*WORK INSTRUCTIONS*.
Print all of the data exactly, but drop the pictures.

── GIVEN INFORMATION

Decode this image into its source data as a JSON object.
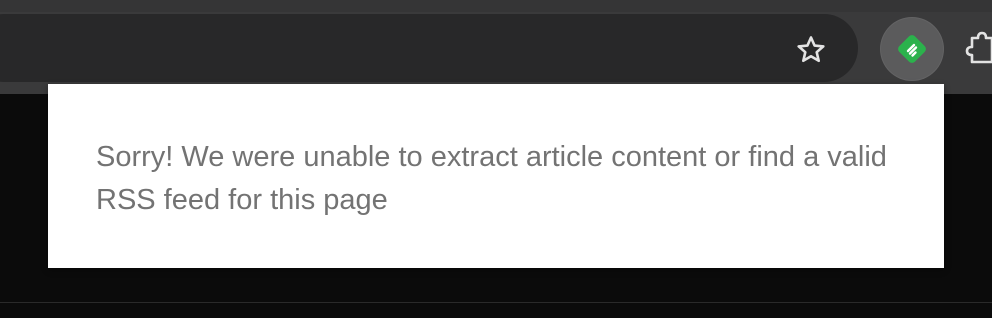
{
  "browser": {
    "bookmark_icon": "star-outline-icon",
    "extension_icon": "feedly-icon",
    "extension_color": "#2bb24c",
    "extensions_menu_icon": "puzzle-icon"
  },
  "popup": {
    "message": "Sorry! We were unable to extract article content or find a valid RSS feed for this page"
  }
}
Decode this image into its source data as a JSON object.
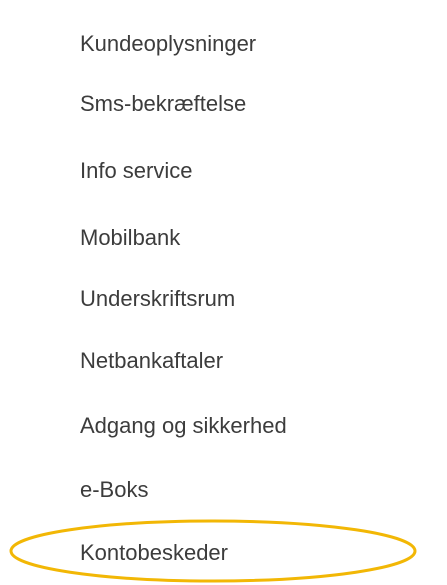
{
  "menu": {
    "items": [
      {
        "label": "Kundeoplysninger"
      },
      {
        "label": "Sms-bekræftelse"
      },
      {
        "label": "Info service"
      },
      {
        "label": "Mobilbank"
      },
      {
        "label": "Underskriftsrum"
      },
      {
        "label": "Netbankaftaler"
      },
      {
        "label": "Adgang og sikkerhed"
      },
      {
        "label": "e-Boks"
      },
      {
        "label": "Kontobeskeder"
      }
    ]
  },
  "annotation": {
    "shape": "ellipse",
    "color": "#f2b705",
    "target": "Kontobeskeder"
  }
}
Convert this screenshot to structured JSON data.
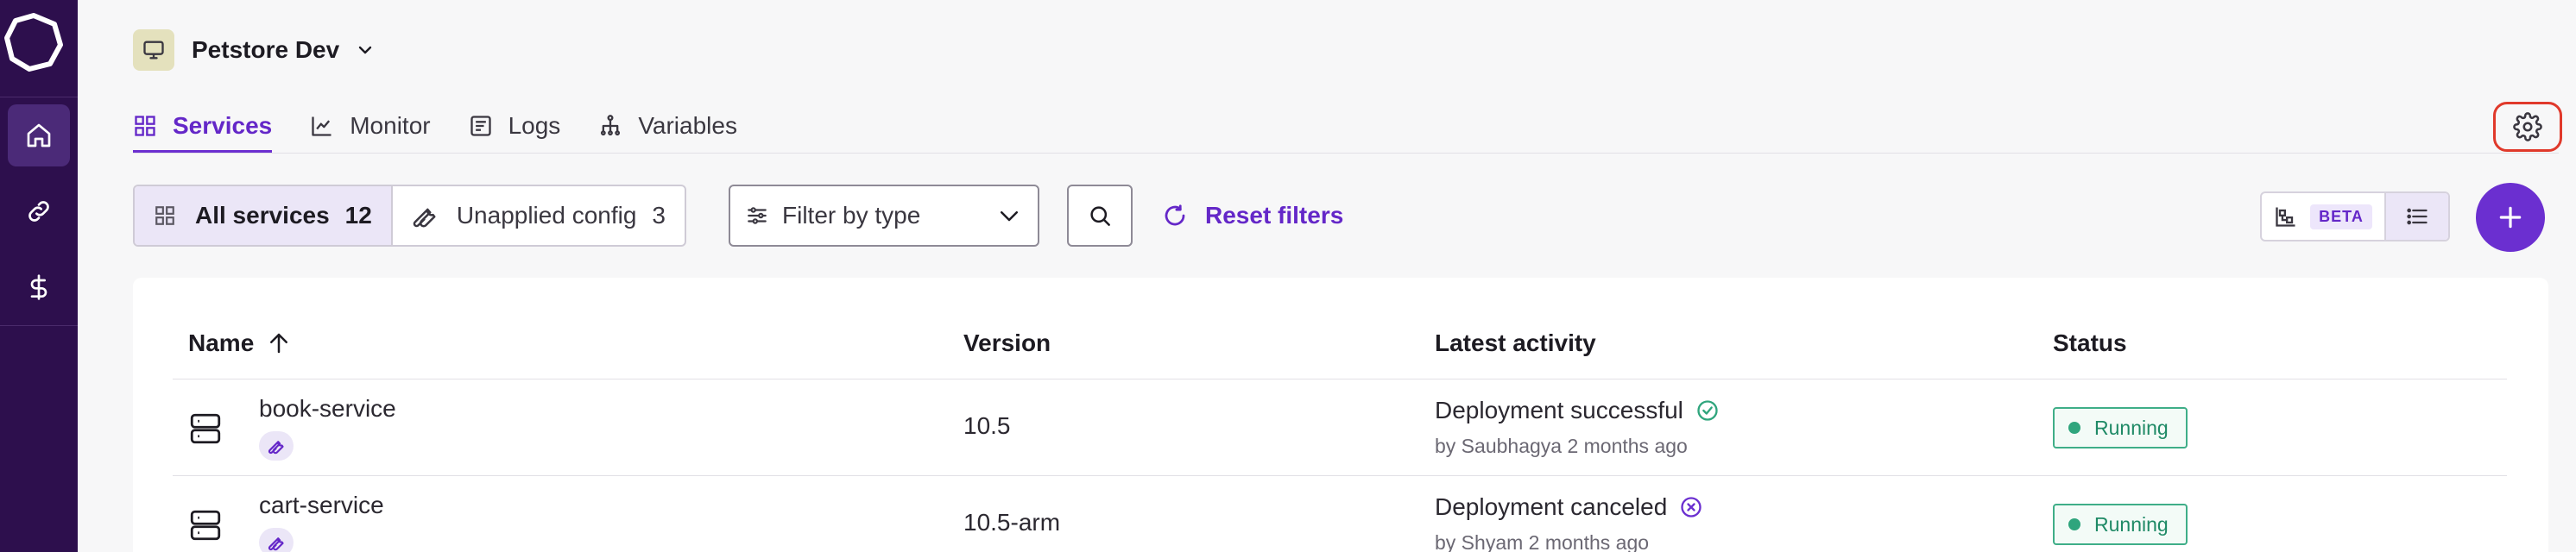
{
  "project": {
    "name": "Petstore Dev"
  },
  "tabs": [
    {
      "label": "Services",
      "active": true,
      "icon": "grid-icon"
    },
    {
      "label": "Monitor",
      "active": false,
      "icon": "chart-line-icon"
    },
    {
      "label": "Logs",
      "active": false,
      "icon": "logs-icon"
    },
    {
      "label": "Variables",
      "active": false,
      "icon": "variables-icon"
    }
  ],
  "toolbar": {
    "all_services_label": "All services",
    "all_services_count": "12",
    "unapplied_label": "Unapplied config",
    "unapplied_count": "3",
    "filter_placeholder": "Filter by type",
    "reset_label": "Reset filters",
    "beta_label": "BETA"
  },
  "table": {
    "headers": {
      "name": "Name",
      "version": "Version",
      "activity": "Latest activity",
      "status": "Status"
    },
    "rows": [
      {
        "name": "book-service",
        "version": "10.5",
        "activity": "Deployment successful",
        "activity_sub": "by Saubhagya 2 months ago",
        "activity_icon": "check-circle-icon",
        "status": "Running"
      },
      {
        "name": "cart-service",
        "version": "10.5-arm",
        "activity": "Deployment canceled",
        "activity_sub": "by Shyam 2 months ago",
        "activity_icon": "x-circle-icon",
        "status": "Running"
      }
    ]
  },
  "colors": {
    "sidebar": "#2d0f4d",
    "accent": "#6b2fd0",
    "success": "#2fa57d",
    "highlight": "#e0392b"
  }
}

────

*THE COMPLETED TASK*.
Decode this image into its source data as a JSON object.
{
  "browser": {
    "bookmark_icon": "star-outline-icon",
    "extension_icon": "feedly-icon",
    "extension_color": "#2bb24c",
    "extensions_menu_icon": "puzzle-icon"
  },
  "popup": {
    "message": "Sorry! We were unable to extract article content or find a valid RSS feed for this page"
  }
}
Decode this image into its source data as a JSON object.
{
  "menu": {
    "items": [
      {
        "label": "Kundeoplysninger"
      },
      {
        "label": "Sms-bekræftelse"
      },
      {
        "label": "Info service"
      },
      {
        "label": "Mobilbank"
      },
      {
        "label": "Underskriftsrum"
      },
      {
        "label": "Netbankaftaler"
      },
      {
        "label": "Adgang og sikkerhed"
      },
      {
        "label": "e-Boks"
      },
      {
        "label": "Kontobeskeder"
      }
    ]
  },
  "annotation": {
    "shape": "ellipse",
    "color": "#f2b705",
    "target": "Kontobeskeder"
  }
}
Convert this screenshot to structured JSON data.
{
  "project": {
    "name": "Petstore Dev"
  },
  "tabs": [
    {
      "label": "Services",
      "active": true,
      "icon": "grid-icon"
    },
    {
      "label": "Monitor",
      "active": false,
      "icon": "chart-line-icon"
    },
    {
      "label": "Logs",
      "active": false,
      "icon": "logs-icon"
    },
    {
      "label": "Variables",
      "active": false,
      "icon": "variables-icon"
    }
  ],
  "toolbar": {
    "all_services_label": "All services",
    "all_services_count": "12",
    "unapplied_label": "Unapplied config",
    "unapplied_count": "3",
    "filter_placeholder": "Filter by type",
    "reset_label": "Reset filters",
    "beta_label": "BETA"
  },
  "table": {
    "headers": {
      "name": "Name",
      "version": "Version",
      "activity": "Latest activity",
      "status": "Status"
    },
    "rows": [
      {
        "name": "book-service",
        "version": "10.5",
        "activity": "Deployment successful",
        "activity_sub": "by Saubhagya 2 months ago",
        "activity_icon": "check-circle-icon",
        "status": "Running"
      },
      {
        "name": "cart-service",
        "version": "10.5-arm",
        "activity": "Deployment canceled",
        "activity_sub": "by Shyam 2 months ago",
        "activity_icon": "x-circle-icon",
        "status": "Running"
      }
    ]
  },
  "colors": {
    "sidebar": "#2d0f4d",
    "accent": "#6b2fd0",
    "success": "#2fa57d",
    "highlight": "#e0392b"
  }
}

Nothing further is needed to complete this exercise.